(GIVEN ENTRIES begins)

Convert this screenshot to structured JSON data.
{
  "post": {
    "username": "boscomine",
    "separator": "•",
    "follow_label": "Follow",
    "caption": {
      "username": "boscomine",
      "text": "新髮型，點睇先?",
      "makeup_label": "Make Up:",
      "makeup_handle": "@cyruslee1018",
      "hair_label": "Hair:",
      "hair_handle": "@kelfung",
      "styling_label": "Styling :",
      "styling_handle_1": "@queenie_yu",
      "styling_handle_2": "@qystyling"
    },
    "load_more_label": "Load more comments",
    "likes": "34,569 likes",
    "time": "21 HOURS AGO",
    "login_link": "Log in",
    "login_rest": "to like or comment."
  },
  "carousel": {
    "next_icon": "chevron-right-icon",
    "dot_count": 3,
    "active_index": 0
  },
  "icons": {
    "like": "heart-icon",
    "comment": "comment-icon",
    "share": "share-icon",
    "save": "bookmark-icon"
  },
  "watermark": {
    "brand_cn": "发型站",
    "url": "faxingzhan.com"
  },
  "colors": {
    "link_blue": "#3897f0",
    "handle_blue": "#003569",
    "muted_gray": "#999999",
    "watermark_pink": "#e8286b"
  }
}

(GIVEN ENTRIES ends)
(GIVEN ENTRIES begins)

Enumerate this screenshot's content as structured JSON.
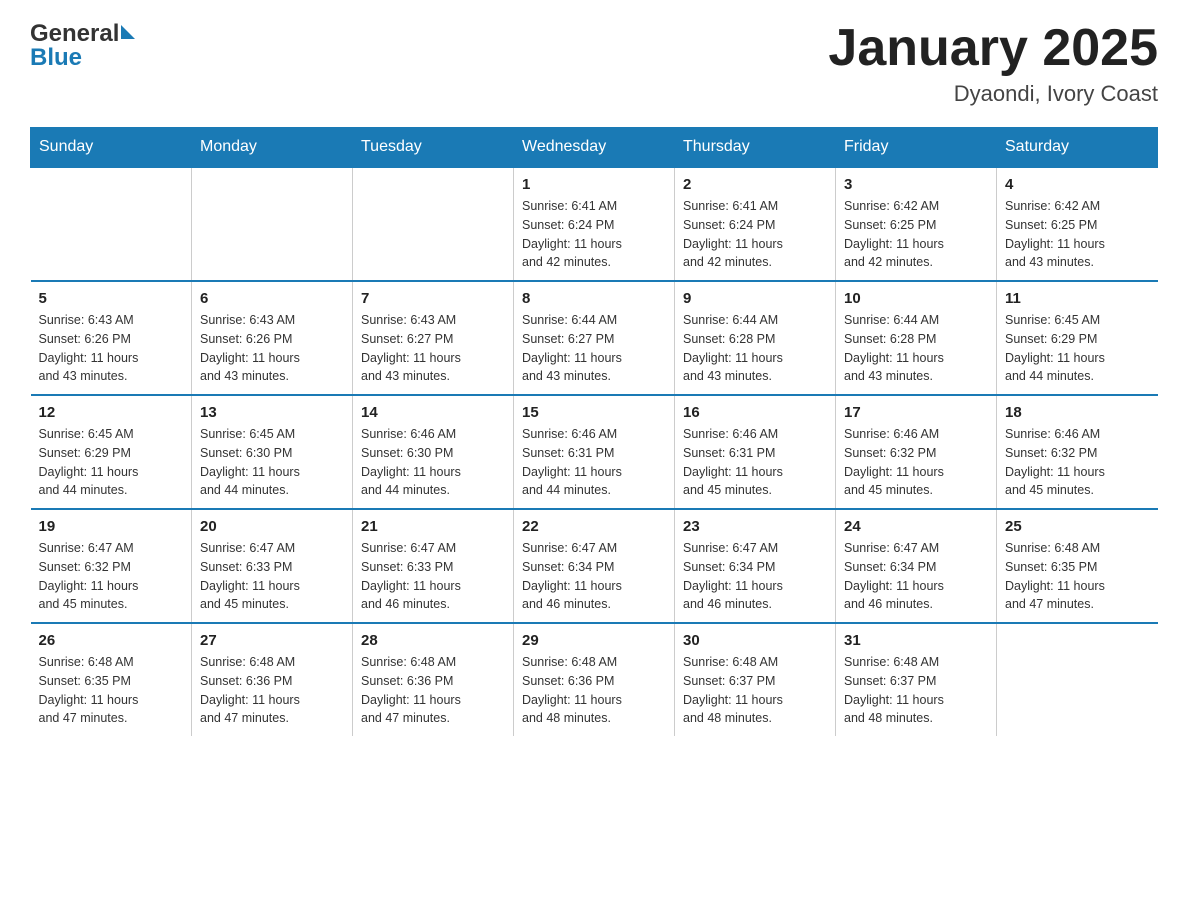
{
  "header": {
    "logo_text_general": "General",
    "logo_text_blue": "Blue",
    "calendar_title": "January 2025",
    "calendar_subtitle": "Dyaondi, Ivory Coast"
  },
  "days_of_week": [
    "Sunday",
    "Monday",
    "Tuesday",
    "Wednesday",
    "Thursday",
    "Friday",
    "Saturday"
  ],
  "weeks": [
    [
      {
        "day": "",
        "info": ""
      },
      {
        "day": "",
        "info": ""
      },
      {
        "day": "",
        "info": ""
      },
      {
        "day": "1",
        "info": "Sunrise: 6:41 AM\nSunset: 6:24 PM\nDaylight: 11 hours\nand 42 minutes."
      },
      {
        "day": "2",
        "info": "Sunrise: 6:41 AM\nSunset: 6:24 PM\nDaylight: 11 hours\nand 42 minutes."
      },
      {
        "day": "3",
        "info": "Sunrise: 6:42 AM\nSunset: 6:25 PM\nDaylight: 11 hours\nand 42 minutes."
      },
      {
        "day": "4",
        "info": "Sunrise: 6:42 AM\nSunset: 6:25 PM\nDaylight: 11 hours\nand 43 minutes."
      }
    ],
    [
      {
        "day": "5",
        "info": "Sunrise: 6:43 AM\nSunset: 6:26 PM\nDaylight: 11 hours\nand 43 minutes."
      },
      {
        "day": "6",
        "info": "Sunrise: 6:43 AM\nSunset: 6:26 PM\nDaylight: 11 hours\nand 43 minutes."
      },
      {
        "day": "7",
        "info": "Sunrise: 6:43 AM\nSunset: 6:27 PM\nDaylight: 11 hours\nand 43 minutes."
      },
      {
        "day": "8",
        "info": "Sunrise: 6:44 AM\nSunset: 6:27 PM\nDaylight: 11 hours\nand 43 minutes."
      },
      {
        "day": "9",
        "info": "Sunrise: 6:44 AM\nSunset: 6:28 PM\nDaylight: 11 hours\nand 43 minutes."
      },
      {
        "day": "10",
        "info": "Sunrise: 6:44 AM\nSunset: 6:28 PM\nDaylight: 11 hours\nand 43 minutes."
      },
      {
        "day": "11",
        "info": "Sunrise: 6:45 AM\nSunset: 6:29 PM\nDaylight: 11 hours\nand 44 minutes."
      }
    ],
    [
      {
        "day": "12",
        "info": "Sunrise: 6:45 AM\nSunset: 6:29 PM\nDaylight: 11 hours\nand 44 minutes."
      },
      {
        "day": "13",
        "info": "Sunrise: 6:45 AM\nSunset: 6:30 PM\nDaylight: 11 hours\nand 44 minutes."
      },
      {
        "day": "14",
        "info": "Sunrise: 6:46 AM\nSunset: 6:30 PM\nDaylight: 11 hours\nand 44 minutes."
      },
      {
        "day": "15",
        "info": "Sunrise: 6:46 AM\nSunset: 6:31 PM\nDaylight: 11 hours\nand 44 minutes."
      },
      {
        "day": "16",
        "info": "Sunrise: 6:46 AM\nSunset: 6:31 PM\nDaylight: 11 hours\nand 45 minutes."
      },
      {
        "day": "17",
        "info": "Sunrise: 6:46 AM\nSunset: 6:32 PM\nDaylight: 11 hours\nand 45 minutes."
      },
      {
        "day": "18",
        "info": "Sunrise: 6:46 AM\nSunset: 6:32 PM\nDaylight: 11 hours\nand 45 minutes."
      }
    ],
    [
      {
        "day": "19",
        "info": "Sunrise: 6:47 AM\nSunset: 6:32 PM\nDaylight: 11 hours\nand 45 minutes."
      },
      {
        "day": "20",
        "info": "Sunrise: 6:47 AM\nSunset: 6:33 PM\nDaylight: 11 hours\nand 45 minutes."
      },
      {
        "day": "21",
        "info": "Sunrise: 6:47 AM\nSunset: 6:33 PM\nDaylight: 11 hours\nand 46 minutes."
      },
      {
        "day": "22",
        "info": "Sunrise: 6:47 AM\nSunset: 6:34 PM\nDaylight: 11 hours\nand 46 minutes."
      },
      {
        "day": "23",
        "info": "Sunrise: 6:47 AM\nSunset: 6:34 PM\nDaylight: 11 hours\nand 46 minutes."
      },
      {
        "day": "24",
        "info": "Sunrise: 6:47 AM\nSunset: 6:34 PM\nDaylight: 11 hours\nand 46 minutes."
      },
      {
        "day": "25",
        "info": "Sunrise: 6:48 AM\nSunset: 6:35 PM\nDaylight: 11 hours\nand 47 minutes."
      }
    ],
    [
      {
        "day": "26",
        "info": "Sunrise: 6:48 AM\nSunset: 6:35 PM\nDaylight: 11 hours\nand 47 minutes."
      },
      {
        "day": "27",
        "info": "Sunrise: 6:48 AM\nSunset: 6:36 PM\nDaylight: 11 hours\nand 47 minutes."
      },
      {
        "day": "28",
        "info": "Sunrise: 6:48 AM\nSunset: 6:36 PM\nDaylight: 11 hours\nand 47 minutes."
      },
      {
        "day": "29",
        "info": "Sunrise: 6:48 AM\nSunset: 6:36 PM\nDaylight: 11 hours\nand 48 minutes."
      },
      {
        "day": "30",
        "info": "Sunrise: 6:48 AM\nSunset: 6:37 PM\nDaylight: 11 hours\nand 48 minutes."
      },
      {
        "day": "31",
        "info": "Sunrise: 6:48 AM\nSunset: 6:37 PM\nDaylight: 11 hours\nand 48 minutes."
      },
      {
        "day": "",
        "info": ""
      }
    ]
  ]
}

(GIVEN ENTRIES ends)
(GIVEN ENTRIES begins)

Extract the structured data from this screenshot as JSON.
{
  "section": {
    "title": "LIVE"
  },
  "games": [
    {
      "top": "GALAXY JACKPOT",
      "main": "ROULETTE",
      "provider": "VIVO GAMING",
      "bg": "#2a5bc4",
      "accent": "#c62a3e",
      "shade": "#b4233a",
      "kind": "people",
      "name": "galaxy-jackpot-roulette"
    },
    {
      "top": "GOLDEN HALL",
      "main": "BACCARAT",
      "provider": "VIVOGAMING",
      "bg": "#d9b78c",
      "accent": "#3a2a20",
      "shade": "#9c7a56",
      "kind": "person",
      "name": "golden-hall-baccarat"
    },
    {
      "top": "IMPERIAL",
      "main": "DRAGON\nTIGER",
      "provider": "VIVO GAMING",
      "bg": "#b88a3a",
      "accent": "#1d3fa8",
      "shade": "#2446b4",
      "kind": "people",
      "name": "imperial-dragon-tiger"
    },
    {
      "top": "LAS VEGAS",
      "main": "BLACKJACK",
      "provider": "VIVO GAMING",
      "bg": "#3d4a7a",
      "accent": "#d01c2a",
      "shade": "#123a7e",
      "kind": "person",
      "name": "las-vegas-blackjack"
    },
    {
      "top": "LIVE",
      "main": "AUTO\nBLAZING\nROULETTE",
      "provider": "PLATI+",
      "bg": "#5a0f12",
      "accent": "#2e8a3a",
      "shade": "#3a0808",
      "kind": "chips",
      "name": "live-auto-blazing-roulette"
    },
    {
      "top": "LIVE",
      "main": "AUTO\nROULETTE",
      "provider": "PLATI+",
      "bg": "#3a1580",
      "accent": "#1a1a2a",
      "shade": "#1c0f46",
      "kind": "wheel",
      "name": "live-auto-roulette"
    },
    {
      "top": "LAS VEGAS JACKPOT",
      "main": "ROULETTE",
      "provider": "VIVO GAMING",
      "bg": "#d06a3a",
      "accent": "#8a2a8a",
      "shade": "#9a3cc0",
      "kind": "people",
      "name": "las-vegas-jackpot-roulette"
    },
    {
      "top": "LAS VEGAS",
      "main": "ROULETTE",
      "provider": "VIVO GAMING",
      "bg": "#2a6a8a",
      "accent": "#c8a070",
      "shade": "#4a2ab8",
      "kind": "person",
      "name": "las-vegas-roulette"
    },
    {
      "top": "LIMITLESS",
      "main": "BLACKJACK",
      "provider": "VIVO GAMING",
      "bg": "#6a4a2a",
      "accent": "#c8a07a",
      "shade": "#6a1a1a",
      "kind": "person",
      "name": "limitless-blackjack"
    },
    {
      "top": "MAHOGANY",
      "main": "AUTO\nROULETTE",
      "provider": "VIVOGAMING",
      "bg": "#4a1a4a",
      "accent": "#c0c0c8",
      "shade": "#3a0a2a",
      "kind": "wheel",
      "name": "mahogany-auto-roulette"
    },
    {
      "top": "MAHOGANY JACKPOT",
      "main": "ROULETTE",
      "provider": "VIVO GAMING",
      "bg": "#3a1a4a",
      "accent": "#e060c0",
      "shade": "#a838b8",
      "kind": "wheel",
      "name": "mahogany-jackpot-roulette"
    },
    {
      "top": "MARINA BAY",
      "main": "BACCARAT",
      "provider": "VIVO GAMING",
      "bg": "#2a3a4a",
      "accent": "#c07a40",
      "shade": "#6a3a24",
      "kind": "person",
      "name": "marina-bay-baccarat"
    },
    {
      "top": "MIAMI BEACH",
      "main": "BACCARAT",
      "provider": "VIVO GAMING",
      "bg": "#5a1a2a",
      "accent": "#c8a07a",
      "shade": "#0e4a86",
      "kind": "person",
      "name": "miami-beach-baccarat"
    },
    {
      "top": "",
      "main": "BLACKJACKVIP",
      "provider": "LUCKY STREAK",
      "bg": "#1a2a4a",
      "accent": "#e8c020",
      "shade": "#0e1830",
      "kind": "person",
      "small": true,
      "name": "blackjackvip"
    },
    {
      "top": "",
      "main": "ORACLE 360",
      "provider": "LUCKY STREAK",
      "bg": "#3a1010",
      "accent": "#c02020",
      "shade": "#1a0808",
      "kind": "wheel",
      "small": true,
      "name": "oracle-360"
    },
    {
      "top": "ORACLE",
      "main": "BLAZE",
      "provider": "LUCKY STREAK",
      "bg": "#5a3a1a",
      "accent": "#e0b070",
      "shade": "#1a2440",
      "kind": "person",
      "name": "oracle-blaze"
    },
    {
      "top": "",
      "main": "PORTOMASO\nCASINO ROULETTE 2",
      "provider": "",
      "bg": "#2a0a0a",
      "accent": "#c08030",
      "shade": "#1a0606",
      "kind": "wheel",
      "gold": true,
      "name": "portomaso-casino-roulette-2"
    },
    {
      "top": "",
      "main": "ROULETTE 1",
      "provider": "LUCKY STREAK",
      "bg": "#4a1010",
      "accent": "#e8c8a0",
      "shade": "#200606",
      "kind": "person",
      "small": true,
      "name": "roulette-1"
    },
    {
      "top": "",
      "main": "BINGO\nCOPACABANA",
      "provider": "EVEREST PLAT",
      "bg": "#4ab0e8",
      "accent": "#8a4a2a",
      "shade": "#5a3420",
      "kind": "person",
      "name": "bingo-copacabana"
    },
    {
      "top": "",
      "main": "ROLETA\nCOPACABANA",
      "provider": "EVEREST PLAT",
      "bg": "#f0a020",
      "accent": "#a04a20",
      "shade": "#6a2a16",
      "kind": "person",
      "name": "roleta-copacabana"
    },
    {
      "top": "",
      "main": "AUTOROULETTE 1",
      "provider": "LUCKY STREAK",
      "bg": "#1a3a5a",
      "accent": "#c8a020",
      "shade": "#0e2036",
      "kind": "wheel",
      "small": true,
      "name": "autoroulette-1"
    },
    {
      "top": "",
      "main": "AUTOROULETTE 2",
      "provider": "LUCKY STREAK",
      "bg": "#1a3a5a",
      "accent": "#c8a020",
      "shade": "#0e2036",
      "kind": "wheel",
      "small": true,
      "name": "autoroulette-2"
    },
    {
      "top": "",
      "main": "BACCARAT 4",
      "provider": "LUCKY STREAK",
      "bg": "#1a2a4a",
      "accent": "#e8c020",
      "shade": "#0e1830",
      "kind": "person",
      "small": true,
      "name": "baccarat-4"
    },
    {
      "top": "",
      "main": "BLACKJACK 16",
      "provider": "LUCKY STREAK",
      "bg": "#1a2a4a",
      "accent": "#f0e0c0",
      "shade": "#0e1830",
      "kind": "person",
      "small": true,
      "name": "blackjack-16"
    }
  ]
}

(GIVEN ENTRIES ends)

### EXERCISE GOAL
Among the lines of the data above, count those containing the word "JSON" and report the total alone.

### TASK OUTPUT
3